Among financial advisors, Public Financial Management once again dominated the rankings during the quarter. On all long-term issues, no other firm came close to PFM’s 14.4% market share of 176 issues totaling $8.4 billion.
“Of course, it’s always gratifying to retain the leadership position PFM has held for the past 15 years, and certainly, we believe that our ongoing dedication to serving the client’s needs as our only goal has helped us stay here,” said John Bonow, chief executive officer of PFM Group.
PFM was the top financial advisor across the board, working on 92 negotiated issues totaling $5.8 billion, 84 competitive issues totaling $2.6 billion, and 75 small issues totaling $428.4 million.
“Our capacity and ability to provide comprehensive financial advice also contributes to our industry leadership,” Bonow said, explaining that the firm has a dedicated pricing group that allows PFM to give clients a perspective on appropriate pricing. “Additionally, we have sector experts across all areas of governmental and non-profit finance together with an intensely local presence in nearly 40 locations across the country,” he said. “We know our markets.”
While the firm worked on more transactions than other financial advisors, Bonow said that PFM focuses on finding the optimal funding solution for the client, including those that may not involve debt.
“We are involved in many public-private partnerships and similar alternative funding situations and we continue to extend our ability to provide comprehensive, budget, workforce, pension and [other post-employment benefits] advice and services.”

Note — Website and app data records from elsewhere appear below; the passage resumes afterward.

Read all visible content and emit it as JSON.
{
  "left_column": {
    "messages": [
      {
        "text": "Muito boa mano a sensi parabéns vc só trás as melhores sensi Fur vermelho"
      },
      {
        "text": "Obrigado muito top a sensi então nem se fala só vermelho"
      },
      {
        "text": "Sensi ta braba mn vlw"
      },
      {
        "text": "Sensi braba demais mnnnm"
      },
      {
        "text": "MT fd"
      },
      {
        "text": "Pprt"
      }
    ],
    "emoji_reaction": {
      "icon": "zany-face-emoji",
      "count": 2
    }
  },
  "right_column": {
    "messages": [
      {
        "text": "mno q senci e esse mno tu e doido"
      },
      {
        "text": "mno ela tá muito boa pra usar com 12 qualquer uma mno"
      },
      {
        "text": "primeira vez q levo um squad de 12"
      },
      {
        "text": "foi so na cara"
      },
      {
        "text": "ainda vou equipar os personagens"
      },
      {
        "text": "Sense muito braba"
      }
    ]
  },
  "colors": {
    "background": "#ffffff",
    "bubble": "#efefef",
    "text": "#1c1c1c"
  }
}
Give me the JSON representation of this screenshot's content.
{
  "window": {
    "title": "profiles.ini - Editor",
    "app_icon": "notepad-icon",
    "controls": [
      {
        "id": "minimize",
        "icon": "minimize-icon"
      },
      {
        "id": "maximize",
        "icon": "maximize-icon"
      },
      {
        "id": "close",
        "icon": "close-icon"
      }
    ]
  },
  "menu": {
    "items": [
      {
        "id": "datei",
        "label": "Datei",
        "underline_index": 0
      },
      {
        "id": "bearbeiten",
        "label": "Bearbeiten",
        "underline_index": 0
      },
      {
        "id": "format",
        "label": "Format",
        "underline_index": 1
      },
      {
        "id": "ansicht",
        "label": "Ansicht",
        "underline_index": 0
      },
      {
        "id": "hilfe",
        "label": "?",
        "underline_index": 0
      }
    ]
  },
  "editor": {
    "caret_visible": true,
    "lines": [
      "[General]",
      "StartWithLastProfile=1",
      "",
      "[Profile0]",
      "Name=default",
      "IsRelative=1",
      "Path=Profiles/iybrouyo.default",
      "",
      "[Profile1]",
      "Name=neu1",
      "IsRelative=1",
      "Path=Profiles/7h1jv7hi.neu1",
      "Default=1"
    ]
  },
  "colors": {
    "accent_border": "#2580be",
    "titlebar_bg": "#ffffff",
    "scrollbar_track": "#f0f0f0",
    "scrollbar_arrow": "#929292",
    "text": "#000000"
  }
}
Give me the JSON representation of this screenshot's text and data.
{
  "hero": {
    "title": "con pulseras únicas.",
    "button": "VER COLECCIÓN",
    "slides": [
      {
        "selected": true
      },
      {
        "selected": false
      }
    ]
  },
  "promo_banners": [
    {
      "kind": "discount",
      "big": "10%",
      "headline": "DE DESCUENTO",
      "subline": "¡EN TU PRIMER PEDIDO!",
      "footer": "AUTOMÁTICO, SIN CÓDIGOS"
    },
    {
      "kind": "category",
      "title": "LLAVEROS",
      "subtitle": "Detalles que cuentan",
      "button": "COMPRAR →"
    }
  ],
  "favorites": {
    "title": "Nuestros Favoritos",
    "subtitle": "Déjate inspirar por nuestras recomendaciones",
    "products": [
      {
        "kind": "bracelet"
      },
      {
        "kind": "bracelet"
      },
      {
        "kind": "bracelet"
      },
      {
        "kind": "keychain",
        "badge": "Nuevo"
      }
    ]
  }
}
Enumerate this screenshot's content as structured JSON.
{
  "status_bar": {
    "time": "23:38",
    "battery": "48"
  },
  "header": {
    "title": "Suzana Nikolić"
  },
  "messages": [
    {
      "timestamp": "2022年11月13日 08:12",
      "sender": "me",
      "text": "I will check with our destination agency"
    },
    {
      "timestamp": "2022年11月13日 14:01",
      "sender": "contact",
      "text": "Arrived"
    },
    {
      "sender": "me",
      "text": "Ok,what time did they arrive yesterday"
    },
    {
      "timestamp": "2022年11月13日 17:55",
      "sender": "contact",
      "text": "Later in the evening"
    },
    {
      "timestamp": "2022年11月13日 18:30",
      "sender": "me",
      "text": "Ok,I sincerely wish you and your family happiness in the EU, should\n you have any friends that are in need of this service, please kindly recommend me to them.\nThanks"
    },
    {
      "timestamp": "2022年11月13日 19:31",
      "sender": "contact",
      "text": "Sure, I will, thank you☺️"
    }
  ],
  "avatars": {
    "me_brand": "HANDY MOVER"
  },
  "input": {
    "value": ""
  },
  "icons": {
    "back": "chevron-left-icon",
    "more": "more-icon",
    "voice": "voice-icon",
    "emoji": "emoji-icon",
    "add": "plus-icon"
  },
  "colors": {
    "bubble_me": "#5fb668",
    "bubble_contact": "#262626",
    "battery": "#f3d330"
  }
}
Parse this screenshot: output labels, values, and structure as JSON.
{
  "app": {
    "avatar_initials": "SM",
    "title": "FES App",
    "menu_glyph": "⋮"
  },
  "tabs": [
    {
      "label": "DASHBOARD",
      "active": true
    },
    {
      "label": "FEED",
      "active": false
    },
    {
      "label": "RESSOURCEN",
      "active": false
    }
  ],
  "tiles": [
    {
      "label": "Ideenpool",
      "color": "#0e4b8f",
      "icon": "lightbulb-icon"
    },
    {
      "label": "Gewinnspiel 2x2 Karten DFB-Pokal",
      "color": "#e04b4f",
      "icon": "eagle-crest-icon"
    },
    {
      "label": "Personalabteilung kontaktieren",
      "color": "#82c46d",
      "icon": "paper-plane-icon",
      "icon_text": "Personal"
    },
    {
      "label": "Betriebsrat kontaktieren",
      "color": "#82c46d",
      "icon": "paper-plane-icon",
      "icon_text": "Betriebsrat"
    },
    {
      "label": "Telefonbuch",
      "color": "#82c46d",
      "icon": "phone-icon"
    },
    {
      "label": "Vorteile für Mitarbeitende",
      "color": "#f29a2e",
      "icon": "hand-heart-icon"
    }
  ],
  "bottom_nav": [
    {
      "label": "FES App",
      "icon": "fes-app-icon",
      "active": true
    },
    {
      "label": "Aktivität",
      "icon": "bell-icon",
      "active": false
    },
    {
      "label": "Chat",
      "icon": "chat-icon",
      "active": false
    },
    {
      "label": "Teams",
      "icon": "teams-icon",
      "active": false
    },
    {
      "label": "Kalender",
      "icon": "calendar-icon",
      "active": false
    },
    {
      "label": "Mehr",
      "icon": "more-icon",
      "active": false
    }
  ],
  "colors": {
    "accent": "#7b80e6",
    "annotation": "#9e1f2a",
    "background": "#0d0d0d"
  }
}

FirstSouthwest took the second spot among financial advisors for all issues with 154, totaling $6.2 billion. The firm jumped two spots from last year when it worked on $4.2 billion. Public Resources Advisory Group kept its number three spot with 23 issues totaling $6.2 billion. Acacia Financial Group took fourth place, and Lamont Financial Services took fifth.